In several of my previous posts, I mentioned that hard economic times are known to be the harbinger of innovation and business opportunity. So I thought I would give you a few examples of some famous companies that got their start in the harshest of economic conditions:
General Electric (GE). GE got its start in the middle of the Panic of 1873, which became a six-year recession, when American inventor Thomas Edison created the first the incandescent light bulb. GE is today considered the world’s tenth largest company.
Fortune Magazine. Fortune, the famed global business magazine, was founded by Time co-founder Henry Booth Luce in February 1930, just four months after the Wall Street Crash of 1929 that marked the onset of the Great Depression.
Revlon Cosmetics. Revlon was founded in 1932 in the midst of the Great Depression by Charles Revson and his brother Joseph, along with a chemist, Charles Lachman. The three founders pooled their resources and developed a unique manufacturing process for a new type of opaque nail enamel. Within six years the company became a multimillion dollar organization
Hewlett-Packard (HP). HP began as an electronics company in a garage in Palo Alto, California at the end of the Great Depression. The founders, William (Bill) Hewlett and David (Dave) Packard, formalized their partnership in 1939 with an investment of US$538. Today, HP has operations world-wide and has grown into the first technology business to exceed $100 billion in revenue, earning $104 billion in 2007.
Sports Illustrated. This famous sports magazine was launched on August 16, 1954, at the tail-end of a recession. The magazine benefited from fortunate timing as a boom in professional sports exploded soon after its founding. Sports Illustrated now sells about 3 million copies in the U.S. each week.
Burger King. This well-known fast food chain began in 1954 when James McLamore and David Edgerton opened a Burger King restaurant in Miami, Fla. During a second recession in 1957, the company introduced its successful signature burger — the Whopper. Today, the company operates more than 11,100 locations in 65 countries.
Hyatt Corporation. The renowned hotel business got its start at the Los Angeles International Airport during the Eisenhower recession (1957 to 1958). The chain rose to worldwide fame in the following decades and now operates more than 365 hotels in 25 countries.
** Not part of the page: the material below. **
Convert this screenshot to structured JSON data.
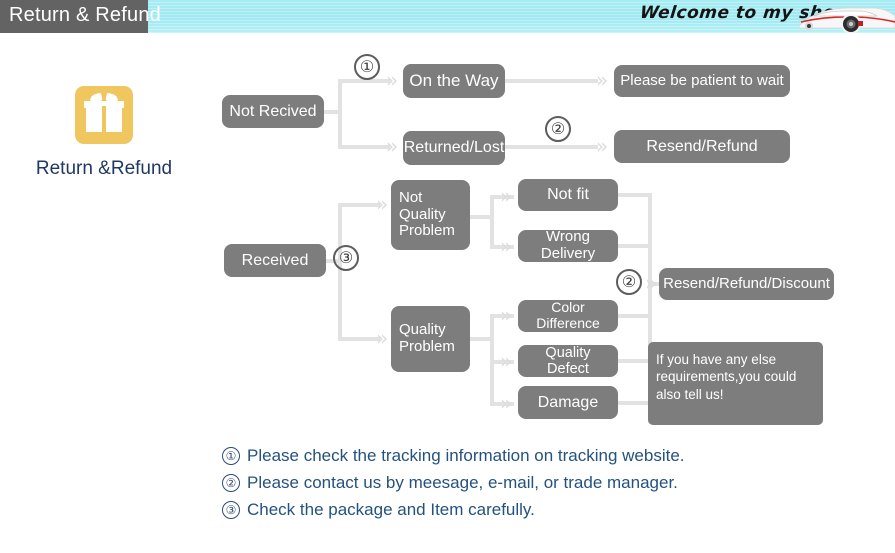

IHOP Corporation. The first restaurant of this well-known national chain began in July1958, in Toluca Lake, Calif. Owners Al and Jerry Lapin were at the helm of the fast growing company, which began franchising just three years later. Today, there are more than 1,300 locations across the U.S.
The Jim Henson Company. This company, known for its famous puppet characters including Miss Piggy, Kermit the Frog and Elmo, was created by famed puppeteer Jim Henson in 1958. Today, the privately held company is managed by Henson’s children and continues to thrive by creating popular kids-friendly shows and movies.
Trader Joe’s. The neighborhood grocery store began as a chain of convenience stores called Pronto Markets during the Eisenhower recession in 1958. In 1967, the company changed its name to Trader Joe’s and began to carry unique grocery items under its own brand. The company now operates more than 280 stores in the U.S.
LexisNexis. This computerized legal research service got its start during the 1973 oil crisis which brought the US into a deep economic recession. The service has since been made available online and is used in 100 countries by those involved with law, government, education and business.
FedEx Corporation. This shipping and logistics management company was founded by Frederick W. Smith on April 17, 1973, under the name, Federal Express. Today, FedEx manages more than 7.5 million daily shipments worldwide.
Microsoft Corporation. The ubiquitous computer technology corporation got its start in 1975, when it was created by Harvard University dropout Bill Gates as a little company in Albuquerque, N.M. Then, it dealt in rudimentary computing languages and began its climb to business stardom in the recession-plagued early 80’s with the success of MS-DOS. Today, Microsoft is a multinational company offering a wide range of products and services and an estimated revenue of over $60 billion a year.
Cable News Network (CNN). CNN was founded by Ted Turner in the recession of 1980. It was first station to offer a 24-hour all-news channel. Today, approximately 1.5 billion people across the globe watch CNN.
MTV Networks. MTV debuted during the economic slump of 1981 as an all music video channel hosted by various VJs (video jockeys). Today, the channel offers a selection of music videos as well as several popular pop culture and reality TV shows.
Clif Bar. The Clif Bar got its start in the midst of the recession of the early 90’s when company founder and CEO Gary Erickson decided during a 175 mile bike ride that he could no longer take another bite of the energy bars he had due to their poor taste. He developed Clif Bar as a tasty, healthy, and environmentally friendly alternative.